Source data
*** Begin section ***
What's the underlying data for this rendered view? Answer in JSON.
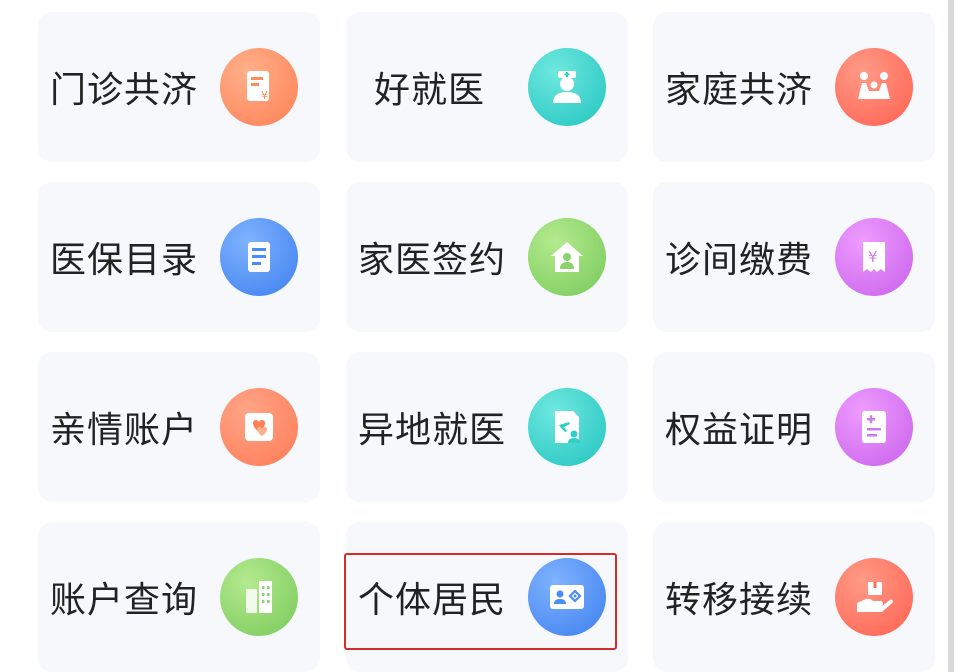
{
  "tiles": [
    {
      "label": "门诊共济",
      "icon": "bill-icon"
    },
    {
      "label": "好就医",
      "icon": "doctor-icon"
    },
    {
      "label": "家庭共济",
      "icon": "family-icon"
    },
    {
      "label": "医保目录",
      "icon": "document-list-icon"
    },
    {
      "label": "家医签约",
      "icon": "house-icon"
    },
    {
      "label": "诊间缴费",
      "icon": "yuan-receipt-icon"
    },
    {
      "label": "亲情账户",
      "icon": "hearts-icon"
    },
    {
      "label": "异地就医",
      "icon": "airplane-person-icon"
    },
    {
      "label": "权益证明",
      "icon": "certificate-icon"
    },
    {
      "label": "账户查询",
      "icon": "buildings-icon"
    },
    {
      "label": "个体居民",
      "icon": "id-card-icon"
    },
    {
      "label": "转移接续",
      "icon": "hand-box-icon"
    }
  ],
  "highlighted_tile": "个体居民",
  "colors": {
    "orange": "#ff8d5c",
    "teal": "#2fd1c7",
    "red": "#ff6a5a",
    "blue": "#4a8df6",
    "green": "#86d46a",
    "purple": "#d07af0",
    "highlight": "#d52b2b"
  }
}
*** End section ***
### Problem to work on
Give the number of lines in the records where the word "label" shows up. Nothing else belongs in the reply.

### Task result
12